I can see why even when they were in exile it was important to keep the practice of Sabbath and the Shabbat meal alive whether there was a synagogue or a place in which to worship. Staying connected to God and others was key to their survival and when it was ritualized in a meal it was easier to do.
I was thinking about this during the past few days as I sat in a hospital with my husband. It wasn’t a hospital we were familiar with nor did we know any of the doctors. We are nine hundred miles away from our usual caregivers and, except for my daughter and a few new friends, we were away from the majority of our friends and family.
And although this is a stretch of the usual Shabbat understanding, I did not feel alone because I was connected to God and to family and friends through social media. Messages of support, prayer and encouragement connected me to others instantly. It certainly would have been better to be face to face but it was better than feeling totally alone in a strange place.
Now, please don’t read this wrong. I am not advocating texting or Facebook as the new Shabbat tradition – not by a long shot. What I am advocating is the development and strengthening of family and friendship ties so that sharing concerns and burdens can be done in any time and any place through any means.
Sabbath is about strengthening relationship ties. It is about stopping the hustle and bustle of life. It’s about remembering and turning to the things that give life meaning and make sense out of the ups and downs we all face. Unless we slow down, take a rest and connect or reconnect with the people and powers that give meaning to our lives, then we are just on one big treadmill that will grind us up and not miss us when we finally fall off from exhaustion.
I hope you will spend some Sabbath time this week with those whom you share a life-giving bond.

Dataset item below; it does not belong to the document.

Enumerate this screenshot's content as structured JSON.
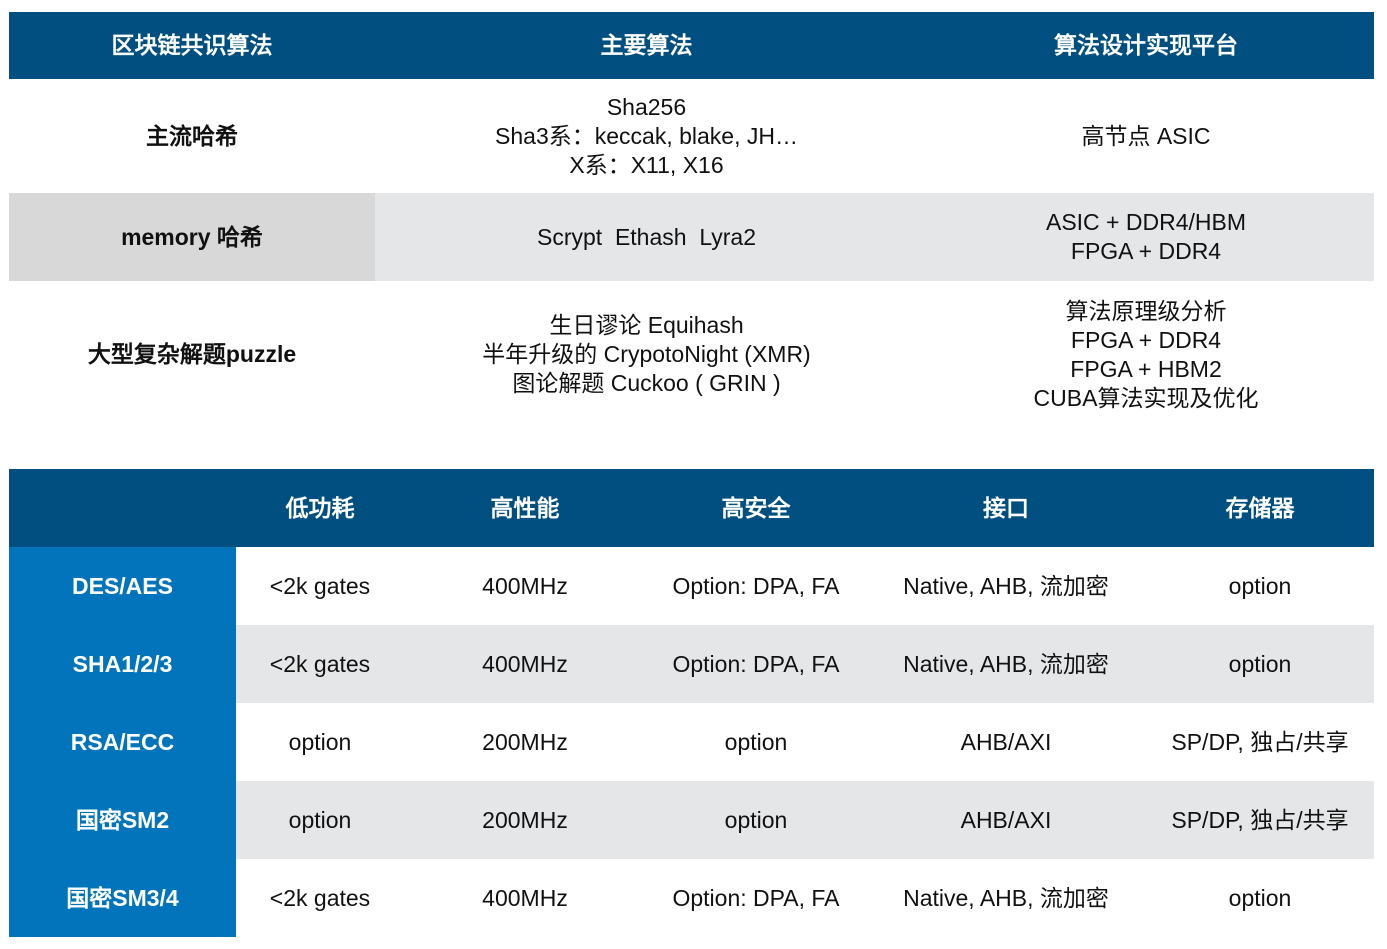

“Friends love through all kinds of weather, and families stick together in all kinds of trouble.”
Prov. 17.17 The Message